The flawed security of TSA keys
For those of you not from the US, the TSA, or transportation safety administration, sets all guidelines and regulations for commercial air transit. Here, you are allowed to lock your baggage, but under average circumstances, you can only use TSA approved locks which use one of 7 keys which TSA officers keep on them. These 7 keys were adopted based on the most overwhelmingly common locks used on luggage prior to the creation of the TSA. The idea is that the TSA can open any luggage, but other people cannot open your bags. That's all well and good, but if you can buy the locks or worse, find images of the keys online, you could reverse engineer the keys. As it turns out, people all over the internet have done exactly that.

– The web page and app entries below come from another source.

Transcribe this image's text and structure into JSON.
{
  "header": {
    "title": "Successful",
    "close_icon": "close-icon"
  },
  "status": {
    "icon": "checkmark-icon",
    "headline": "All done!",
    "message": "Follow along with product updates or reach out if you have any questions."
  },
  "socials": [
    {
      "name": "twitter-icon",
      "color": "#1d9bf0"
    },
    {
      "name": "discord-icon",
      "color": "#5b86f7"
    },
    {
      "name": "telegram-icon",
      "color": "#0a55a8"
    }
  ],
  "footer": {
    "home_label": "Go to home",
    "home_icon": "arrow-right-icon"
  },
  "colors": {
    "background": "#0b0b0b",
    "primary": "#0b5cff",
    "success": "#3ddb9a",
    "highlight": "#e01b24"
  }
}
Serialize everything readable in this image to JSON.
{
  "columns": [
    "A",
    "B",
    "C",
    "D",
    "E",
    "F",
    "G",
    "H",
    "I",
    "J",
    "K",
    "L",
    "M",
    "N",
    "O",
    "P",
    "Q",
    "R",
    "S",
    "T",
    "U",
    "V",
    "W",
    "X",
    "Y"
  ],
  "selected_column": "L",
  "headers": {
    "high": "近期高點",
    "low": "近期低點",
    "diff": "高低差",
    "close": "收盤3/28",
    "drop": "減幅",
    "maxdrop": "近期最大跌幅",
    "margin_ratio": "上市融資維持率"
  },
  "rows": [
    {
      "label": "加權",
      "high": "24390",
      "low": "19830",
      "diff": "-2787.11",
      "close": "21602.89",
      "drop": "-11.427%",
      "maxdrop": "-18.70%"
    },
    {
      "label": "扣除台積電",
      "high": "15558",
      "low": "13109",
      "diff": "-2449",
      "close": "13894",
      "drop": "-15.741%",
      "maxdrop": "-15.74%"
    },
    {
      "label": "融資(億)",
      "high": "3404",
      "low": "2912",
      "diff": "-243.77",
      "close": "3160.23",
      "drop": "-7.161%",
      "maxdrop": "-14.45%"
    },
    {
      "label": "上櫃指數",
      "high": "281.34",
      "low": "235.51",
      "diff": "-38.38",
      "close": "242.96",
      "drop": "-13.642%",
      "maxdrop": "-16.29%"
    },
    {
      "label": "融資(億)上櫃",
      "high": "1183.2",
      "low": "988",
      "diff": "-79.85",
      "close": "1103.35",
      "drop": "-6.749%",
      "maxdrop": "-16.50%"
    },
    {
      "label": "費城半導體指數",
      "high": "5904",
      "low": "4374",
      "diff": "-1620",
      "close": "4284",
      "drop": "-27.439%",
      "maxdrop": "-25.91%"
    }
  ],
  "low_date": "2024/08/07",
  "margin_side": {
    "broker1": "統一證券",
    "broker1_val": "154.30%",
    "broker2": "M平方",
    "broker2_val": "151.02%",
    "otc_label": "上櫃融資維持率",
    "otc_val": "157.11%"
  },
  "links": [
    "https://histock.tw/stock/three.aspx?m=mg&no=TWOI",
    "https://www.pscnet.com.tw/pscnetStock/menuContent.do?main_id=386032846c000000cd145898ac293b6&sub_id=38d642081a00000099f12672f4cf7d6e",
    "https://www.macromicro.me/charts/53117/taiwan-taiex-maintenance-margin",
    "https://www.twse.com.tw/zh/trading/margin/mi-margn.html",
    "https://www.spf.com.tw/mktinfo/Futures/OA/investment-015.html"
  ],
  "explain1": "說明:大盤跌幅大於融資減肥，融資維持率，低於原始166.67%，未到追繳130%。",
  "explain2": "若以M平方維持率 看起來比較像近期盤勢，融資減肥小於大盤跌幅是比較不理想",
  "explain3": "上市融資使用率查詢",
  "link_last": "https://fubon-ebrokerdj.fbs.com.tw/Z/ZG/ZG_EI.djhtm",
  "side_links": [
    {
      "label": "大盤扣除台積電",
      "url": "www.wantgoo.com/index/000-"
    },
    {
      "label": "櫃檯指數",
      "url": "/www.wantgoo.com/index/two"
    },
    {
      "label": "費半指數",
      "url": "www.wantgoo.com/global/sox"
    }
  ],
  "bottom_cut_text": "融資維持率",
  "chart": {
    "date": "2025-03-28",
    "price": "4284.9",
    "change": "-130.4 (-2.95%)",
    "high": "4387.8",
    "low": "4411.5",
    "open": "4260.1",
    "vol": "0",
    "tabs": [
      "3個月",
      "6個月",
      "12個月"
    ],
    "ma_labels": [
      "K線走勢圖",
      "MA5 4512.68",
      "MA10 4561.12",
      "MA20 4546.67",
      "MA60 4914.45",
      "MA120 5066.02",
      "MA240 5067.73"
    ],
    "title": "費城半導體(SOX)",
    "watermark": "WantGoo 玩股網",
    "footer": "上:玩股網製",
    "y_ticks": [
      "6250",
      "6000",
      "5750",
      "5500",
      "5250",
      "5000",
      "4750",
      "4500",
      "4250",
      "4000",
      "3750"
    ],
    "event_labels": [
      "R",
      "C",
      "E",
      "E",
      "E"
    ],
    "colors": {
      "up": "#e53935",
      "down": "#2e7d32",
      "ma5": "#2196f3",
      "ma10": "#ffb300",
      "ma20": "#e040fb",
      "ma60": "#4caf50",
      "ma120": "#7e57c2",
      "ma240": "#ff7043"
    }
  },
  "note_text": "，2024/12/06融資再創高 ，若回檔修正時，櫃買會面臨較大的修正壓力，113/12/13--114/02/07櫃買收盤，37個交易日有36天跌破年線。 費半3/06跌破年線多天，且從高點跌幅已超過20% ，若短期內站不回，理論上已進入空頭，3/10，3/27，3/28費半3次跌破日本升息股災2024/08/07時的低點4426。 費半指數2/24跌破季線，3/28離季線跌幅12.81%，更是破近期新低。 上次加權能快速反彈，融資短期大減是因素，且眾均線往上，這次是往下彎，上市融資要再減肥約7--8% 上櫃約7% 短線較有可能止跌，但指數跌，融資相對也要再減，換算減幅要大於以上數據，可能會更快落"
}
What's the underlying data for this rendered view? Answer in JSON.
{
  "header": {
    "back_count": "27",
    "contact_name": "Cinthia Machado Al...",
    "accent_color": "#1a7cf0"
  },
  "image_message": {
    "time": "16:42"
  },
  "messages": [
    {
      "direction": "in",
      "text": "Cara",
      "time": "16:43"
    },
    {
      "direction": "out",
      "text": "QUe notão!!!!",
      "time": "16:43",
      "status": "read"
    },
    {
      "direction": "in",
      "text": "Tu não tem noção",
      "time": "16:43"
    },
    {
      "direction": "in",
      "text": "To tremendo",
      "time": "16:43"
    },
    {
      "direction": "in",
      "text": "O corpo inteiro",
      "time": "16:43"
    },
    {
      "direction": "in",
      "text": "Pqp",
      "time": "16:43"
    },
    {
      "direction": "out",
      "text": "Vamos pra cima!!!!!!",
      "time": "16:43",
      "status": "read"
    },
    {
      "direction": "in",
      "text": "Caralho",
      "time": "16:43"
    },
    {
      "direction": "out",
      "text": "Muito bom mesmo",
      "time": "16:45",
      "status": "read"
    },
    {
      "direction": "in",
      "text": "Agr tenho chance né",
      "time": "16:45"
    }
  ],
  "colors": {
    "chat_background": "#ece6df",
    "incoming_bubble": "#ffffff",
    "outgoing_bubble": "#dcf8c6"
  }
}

You can find the files on github and they work surprisingly well. This may be worrying to you, and rightfully so. Anyone with these keys can open your luggage. What can you do to prevent this? Well there is one circumstance where you must use a lock that isn't TSA approved. If you are flying with a firearm you are required to lock it in a method the TSA keys cannot open it. What if you don't want or don't have a gun? That is no big deal, just pick up a signal flare pistol. You can find them for around $20 and if they don't even work, it doesn't matter. Declare it and follow the procedure at your airport or airline. They are 50 states legal and can be used to keep sensitive luggage safe.